These crafts look great because no child made them.

These crafts look great because no child made them.

Yesterday marks the first official day of summer and that means making plans to survive the hotter months. It was also Father’s Day – (a huge happy Father’s Day to my dear dad who reads my blog, love ya tons Daddy!).

As much as I’d love to say I’ve got it all figured it out for this year, I don’t. Because of year-round school my kiddos only get a three-week break, which isn’t much compared to traditional, but sometimes still seems like forever.

I want to make those three weeks count and not have it turn into another lost opportunity.

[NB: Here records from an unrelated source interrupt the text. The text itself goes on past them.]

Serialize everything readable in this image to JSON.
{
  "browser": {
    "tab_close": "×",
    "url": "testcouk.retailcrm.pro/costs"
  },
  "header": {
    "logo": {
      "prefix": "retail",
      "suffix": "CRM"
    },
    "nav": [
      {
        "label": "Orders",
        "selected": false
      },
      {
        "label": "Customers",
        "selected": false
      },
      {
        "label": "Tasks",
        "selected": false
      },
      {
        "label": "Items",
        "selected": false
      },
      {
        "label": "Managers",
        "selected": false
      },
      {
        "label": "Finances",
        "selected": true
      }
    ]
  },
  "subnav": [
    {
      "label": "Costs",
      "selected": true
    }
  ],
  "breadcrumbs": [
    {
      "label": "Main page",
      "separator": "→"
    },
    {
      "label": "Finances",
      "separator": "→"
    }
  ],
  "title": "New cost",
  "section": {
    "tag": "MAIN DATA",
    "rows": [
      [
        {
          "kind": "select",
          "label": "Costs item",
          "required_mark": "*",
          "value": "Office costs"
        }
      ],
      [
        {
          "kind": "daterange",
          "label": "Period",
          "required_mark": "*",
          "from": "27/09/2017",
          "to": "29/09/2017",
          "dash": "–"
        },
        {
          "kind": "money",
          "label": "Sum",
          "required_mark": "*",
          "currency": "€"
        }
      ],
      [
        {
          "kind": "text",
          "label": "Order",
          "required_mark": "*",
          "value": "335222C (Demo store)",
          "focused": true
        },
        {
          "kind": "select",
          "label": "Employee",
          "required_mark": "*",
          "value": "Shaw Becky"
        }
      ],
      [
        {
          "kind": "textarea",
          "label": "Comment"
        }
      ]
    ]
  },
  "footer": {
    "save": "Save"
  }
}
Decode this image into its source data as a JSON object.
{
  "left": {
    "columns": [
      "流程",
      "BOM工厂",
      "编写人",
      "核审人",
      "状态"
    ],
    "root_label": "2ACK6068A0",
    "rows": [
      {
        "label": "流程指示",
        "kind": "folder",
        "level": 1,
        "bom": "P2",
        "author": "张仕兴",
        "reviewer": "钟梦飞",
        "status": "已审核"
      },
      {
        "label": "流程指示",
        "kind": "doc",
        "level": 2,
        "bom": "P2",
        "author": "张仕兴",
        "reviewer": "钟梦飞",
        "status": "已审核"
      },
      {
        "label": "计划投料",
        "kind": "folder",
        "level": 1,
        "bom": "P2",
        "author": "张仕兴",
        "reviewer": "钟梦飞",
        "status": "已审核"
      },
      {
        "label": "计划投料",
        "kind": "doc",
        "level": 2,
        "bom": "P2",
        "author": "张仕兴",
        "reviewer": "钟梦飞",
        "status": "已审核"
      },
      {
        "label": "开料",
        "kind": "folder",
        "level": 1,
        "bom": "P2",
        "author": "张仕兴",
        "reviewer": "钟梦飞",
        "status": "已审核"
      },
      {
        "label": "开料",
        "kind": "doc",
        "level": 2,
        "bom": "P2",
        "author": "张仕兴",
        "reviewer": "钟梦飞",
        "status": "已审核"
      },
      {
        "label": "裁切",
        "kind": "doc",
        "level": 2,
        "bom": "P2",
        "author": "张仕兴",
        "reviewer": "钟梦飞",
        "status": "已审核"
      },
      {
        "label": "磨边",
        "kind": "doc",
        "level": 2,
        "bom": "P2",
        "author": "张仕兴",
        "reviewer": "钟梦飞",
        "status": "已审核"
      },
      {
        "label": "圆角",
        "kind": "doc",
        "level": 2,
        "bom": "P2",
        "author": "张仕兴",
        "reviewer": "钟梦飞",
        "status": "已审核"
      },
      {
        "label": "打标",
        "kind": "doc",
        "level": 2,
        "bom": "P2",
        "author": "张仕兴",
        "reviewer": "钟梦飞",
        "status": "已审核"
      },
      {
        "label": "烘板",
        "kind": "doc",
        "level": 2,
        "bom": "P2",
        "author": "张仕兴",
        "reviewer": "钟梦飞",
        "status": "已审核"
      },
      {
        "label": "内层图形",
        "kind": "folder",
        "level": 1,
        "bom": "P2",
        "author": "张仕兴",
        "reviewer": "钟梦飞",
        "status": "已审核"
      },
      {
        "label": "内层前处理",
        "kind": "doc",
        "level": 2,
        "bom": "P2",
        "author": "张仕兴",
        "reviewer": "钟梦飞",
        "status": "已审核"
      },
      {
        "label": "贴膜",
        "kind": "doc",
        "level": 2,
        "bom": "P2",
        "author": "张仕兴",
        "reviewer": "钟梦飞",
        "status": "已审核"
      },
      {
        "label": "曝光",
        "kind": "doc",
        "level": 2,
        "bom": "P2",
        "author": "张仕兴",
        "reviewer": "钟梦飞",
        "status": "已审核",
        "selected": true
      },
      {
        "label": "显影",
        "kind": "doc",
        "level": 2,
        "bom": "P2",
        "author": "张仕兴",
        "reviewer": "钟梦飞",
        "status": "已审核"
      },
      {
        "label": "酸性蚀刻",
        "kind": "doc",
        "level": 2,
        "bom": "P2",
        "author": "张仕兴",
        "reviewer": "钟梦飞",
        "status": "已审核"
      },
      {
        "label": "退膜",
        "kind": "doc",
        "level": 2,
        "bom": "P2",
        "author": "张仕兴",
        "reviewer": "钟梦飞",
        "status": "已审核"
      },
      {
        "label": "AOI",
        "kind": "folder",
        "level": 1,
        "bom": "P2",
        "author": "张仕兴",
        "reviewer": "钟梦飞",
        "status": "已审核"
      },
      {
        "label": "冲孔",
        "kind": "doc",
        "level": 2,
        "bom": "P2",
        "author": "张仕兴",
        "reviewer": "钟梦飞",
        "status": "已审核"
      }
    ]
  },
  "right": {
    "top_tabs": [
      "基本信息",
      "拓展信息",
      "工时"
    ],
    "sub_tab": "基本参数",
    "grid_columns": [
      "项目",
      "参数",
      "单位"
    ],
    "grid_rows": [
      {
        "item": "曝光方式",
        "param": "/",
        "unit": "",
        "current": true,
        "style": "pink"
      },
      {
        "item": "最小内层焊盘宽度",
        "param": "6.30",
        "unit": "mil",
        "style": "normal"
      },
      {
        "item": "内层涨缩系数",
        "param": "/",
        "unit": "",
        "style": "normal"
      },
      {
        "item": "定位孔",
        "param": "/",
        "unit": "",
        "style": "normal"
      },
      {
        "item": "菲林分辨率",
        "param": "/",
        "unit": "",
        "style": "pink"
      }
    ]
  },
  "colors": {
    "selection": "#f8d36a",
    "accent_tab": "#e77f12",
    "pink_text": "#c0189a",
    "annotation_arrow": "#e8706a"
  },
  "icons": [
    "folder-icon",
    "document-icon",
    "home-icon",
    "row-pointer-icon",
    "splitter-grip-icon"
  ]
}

The more ambitious part of me wants to plan crafts and activities for each day and be super active. I’ll teach them new skills like crochet and beading. We’ll work out in the garden and grow fun food. We’ll visit museums and go swimming. It sounds fun, and exhausting.

The more realistic part of me knows how this has gone in the past. I’ll bring out a project that I’ve spent time preparing. Before we even start, one kid will start whining that he doesn’t want to do it. While I try to convince him how much fun it will be the other two get into the materials and start opening up and pouring out and dumping things. I try my best not to lose it because now I have to help them find all the bits they each need from the wreckage and they are frustrated that it doesn’t look like how it’s pictured on the box. While all of this is happening, the third child will have to be taken potty. The second I leave the other two will wander off back to their video games. When I get back I have to choose if I want to repeat everything again or just scrap the whole idea.

Here’s to another summer. I will plan a few projects for them as well as for me. I hope that everyone has matured a bit since last summer and maybe things will go better.

Until then, wish me luck!